The Environmental Case Law Index is a collection of judgments from 10 African countries on topics relating to environmental law, both substantive and procedural. The collection focuses on cases where an environmental interest interacts with governmental or private interests.
Get started on finding judgments that are relevant to you by browsing the topic list on the left of the screen. Click the arrows next to the topic names to reveal a detailed list of sub-topics. Most judgments are accompanied by a short summary written by subject-area expert postgraduate students from the University of Cape Town.
Read also JIFA's Environmental Country Reports for SADC
The court had to review an earlier decision by the same court. The accused was charged with contravening the Precious Stones Order of 1970 for wrongful and unlawful dealing in rough and uncut diamonds as a buyer or seller and for possession of uncut diamonds without a licence. The accused had pleaded guilty to all charges and convicted.
The court at hand had to decide on whether the first count of wrongful and unlawful dealing was appropriate in the circumstances and whether the charge and conviction should be amended.
The prosecutor relied on the testimony of the member in charge of the digging area who stated that when he searched the accused, he found three rough and uncut diamonds in her possession and upon requesting a valid dealing license, she failed to do so. There was no indication that the accused was going to sell those diamonds.
The court held that at the time the accused was apprehended she was not dealing in diamonds, but she was merely in possession of them. For there to be a crime there must be an act or on omission, a mere subjective contemplation of future criminal conduct which does not find outward expression indeed or omission is not criminally punishable.

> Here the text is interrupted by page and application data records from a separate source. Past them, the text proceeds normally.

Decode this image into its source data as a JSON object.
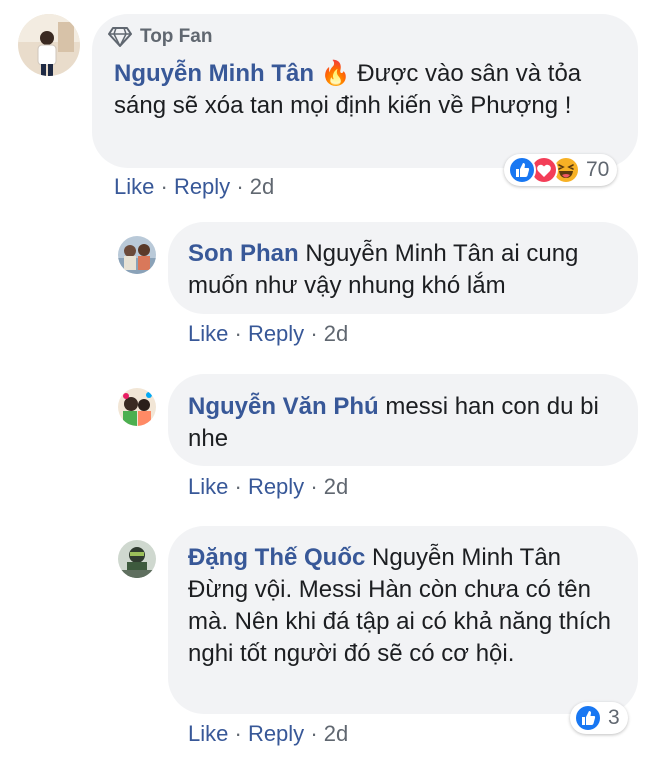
{
  "top_comment": {
    "badge_label": "Top Fan",
    "author": "Nguyễn Minh Tân",
    "emoji": "🔥",
    "text": "Được vào sân và tỏa sáng sẽ xóa tan mọi định kiến về Phượng !",
    "reaction_count": "70",
    "reaction_icons": [
      "like-icon",
      "love-icon",
      "haha-icon"
    ],
    "like_label": "Like",
    "reply_label": "Reply",
    "time": "2d"
  },
  "replies": [
    {
      "author": "Son Phan",
      "text": "Nguyễn Minh Tân ai cung muốn như vậy nhung khó lắm",
      "like_label": "Like",
      "reply_label": "Reply",
      "time": "2d"
    },
    {
      "author": "Nguyễn Văn Phú",
      "text": "messi han con du bi nhe",
      "like_label": "Like",
      "reply_label": "Reply",
      "time": "2d"
    },
    {
      "author": "Đặng Thế Quốc",
      "text": "Nguyễn Minh Tân Đừng vội. Messi Hàn còn chưa có tên mà. Nên khi đá tập ai có khả năng thích nghi tốt người đó sẽ có cơ hội.",
      "reaction_count": "3",
      "reaction_icons": [
        "like-icon"
      ],
      "like_label": "Like",
      "reply_label": "Reply",
      "time": "2d"
    }
  ],
  "separator": "·",
  "colors": {
    "name_link": "#385898",
    "bubble_bg": "#f2f3f5",
    "meta_gray": "#606770",
    "like_blue": "#1877f2",
    "love_red": "#f33e58",
    "haha_yellow": "#f7b125"
  }
}
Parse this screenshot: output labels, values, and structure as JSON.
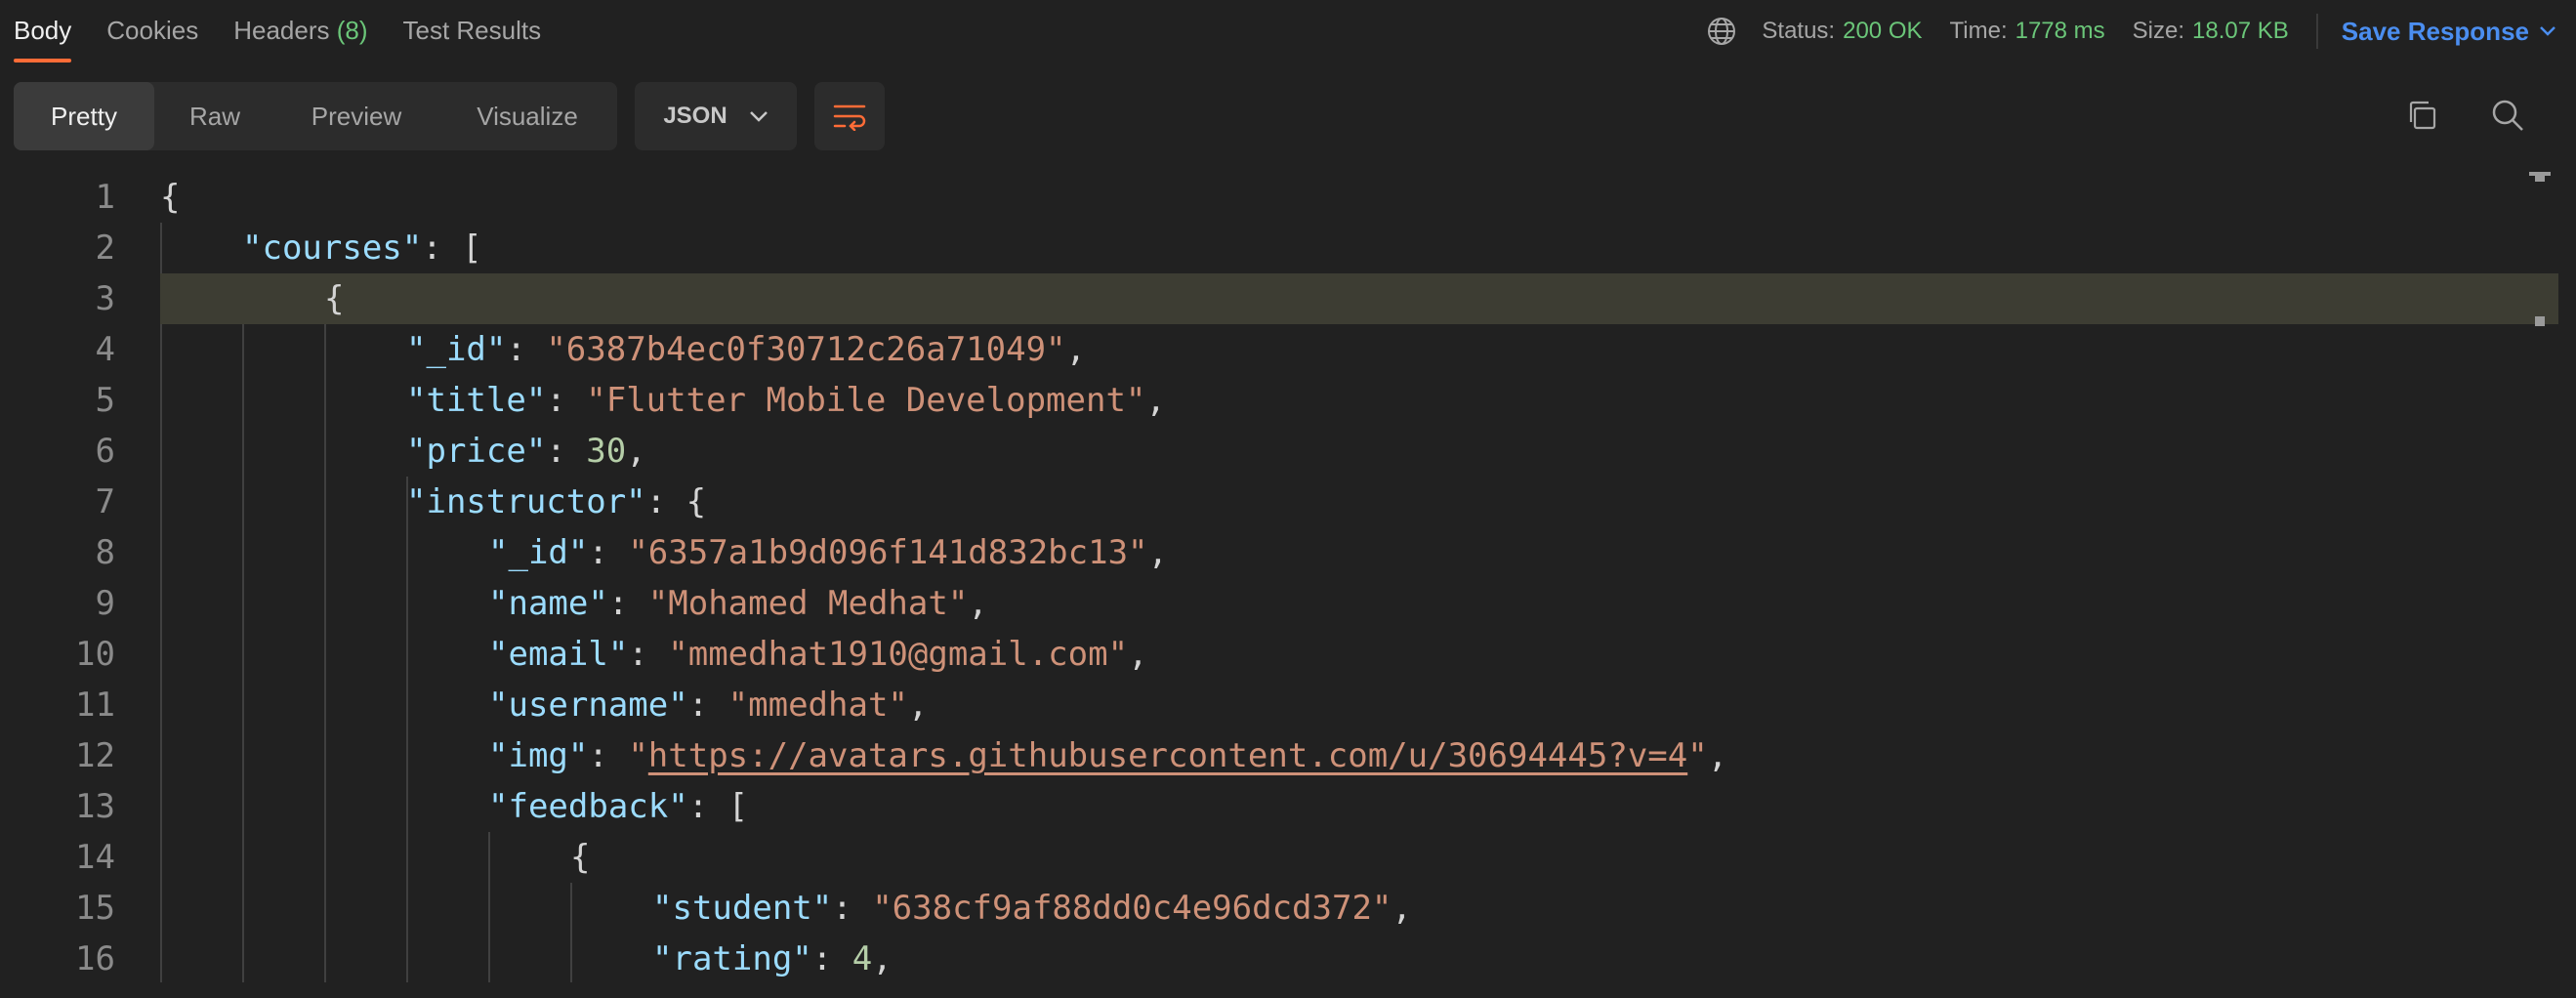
{
  "tabs": [
    {
      "label": "Body"
    },
    {
      "label": "Cookies"
    },
    {
      "label": "Headers",
      "count": "(8)"
    },
    {
      "label": "Test Results"
    }
  ],
  "status": {
    "status_label": "Status:",
    "status_value": "200 OK",
    "time_label": "Time:",
    "time_value": "1778 ms",
    "size_label": "Size:",
    "size_value": "18.07 KB",
    "save_label": "Save Response",
    "accent_color": "#6bc679",
    "link_color": "#4b8ef0"
  },
  "toolbar": {
    "views": [
      "Pretty",
      "Raw",
      "Preview",
      "Visualize"
    ],
    "active_view": "Pretty",
    "format": "JSON",
    "icons": [
      "wrap-lines-icon",
      "copy-icon",
      "search-icon"
    ]
  },
  "editor": {
    "highlighted_line": 3,
    "lines": [
      {
        "n": "1"
      },
      {
        "n": "2"
      },
      {
        "n": "3"
      },
      {
        "n": "4"
      },
      {
        "n": "5"
      },
      {
        "n": "6"
      },
      {
        "n": "7"
      },
      {
        "n": "8"
      },
      {
        "n": "9"
      },
      {
        "n": "10"
      },
      {
        "n": "11"
      },
      {
        "n": "12"
      },
      {
        "n": "13"
      },
      {
        "n": "14"
      },
      {
        "n": "15"
      },
      {
        "n": "16"
      }
    ],
    "tokens": {
      "l1_open": "{",
      "l2_key": "\"courses\"",
      "l2_rest": ": [",
      "l3_open": "{",
      "l4_key": "\"_id\"",
      "l4_val": "\"6387b4ec0f30712c26a71049\"",
      "l5_key": "\"title\"",
      "l5_val": "\"Flutter Mobile Development\"",
      "l6_key": "\"price\"",
      "l6_val": "30",
      "l7_key": "\"instructor\"",
      "l7_rest": ": {",
      "l8_key": "\"_id\"",
      "l8_val": "\"6357a1b9d096f141d832bc13\"",
      "l9_key": "\"name\"",
      "l9_val": "\"Mohamed Medhat\"",
      "l10_key": "\"email\"",
      "l10_val": "\"mmedhat1910@gmail.com\"",
      "l11_key": "\"username\"",
      "l11_val": "\"mmedhat\"",
      "l12_key": "\"img\"",
      "l12_url": "https://avatars.githubusercontent.com/u/30694445?v=4",
      "l13_key": "\"feedback\"",
      "l13_rest": ": [",
      "l14_open": "{",
      "l15_key": "\"student\"",
      "l15_val": "\"638cf9af88dd0c4e96dcd372\"",
      "l16_key": "\"rating\"",
      "l16_val": "4",
      "colon": ": ",
      "comma": ",",
      "quote": "\""
    }
  }
}
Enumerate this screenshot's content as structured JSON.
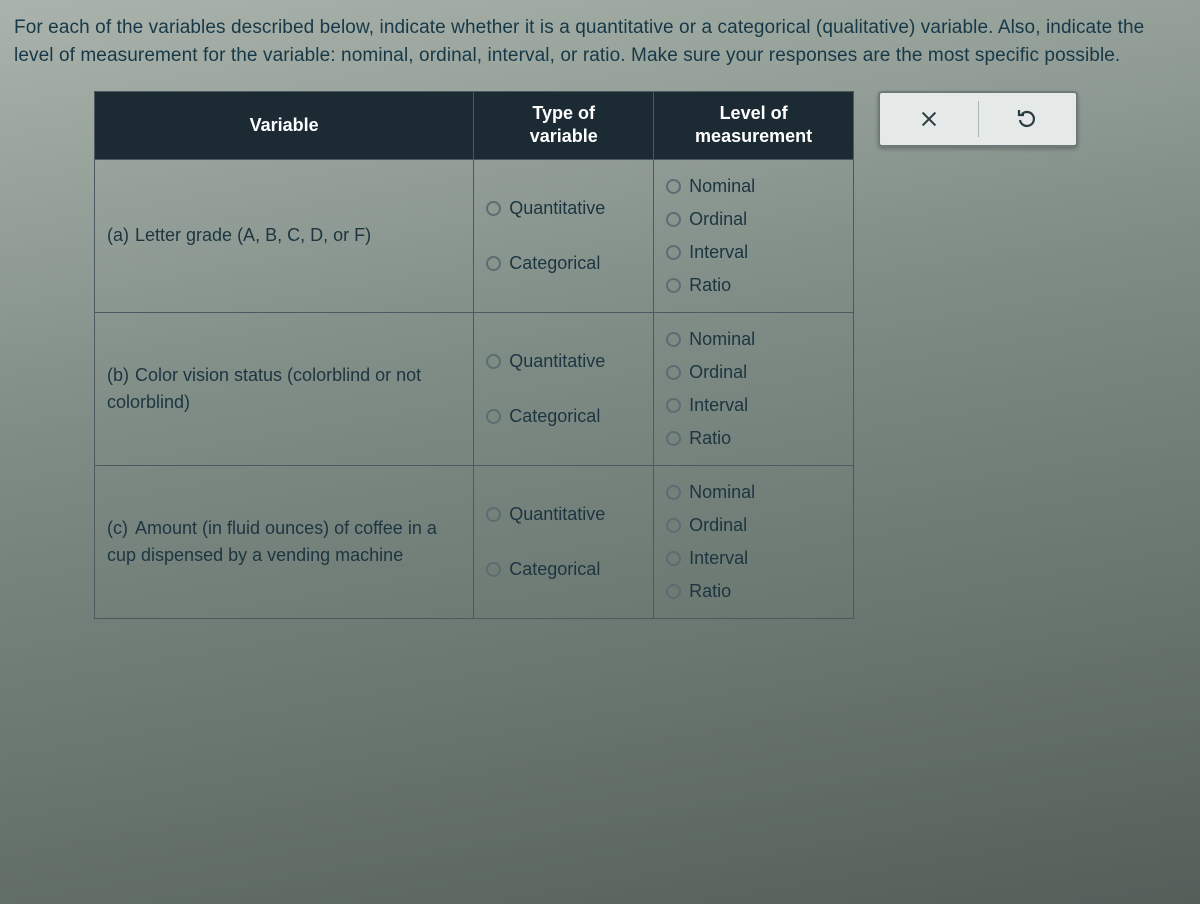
{
  "instructions": "For each of the variables described below, indicate whether it is a quantitative or a categorical (qualitative) variable. Also, indicate the level of measurement for the variable: nominal, ordinal, interval, or ratio. Make sure your responses are the most specific possible.",
  "headers": {
    "variable": "Variable",
    "type": "Type of\nvariable",
    "level": "Level of\nmeasurement"
  },
  "type_options": {
    "quantitative": "Quantitative",
    "categorical": "Categorical"
  },
  "level_options": {
    "nominal": "Nominal",
    "ordinal": "Ordinal",
    "interval": "Interval",
    "ratio": "Ratio"
  },
  "rows": [
    {
      "marker": "(a)",
      "text": "Letter grade (A, B, C, D, or F)"
    },
    {
      "marker": "(b)",
      "text": "Color vision status (colorblind or not colorblind)"
    },
    {
      "marker": "(c)",
      "text": "Amount (in fluid ounces) of coffee in a cup dispensed by a vending machine"
    }
  ],
  "toolbar": {
    "clear": "Clear",
    "reset": "Reset"
  }
}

The court held that the correct charge ought to have been one of possession and nothing more and ordered that the charge be amended accordingly. It however maintained that the previous sentence was adequate.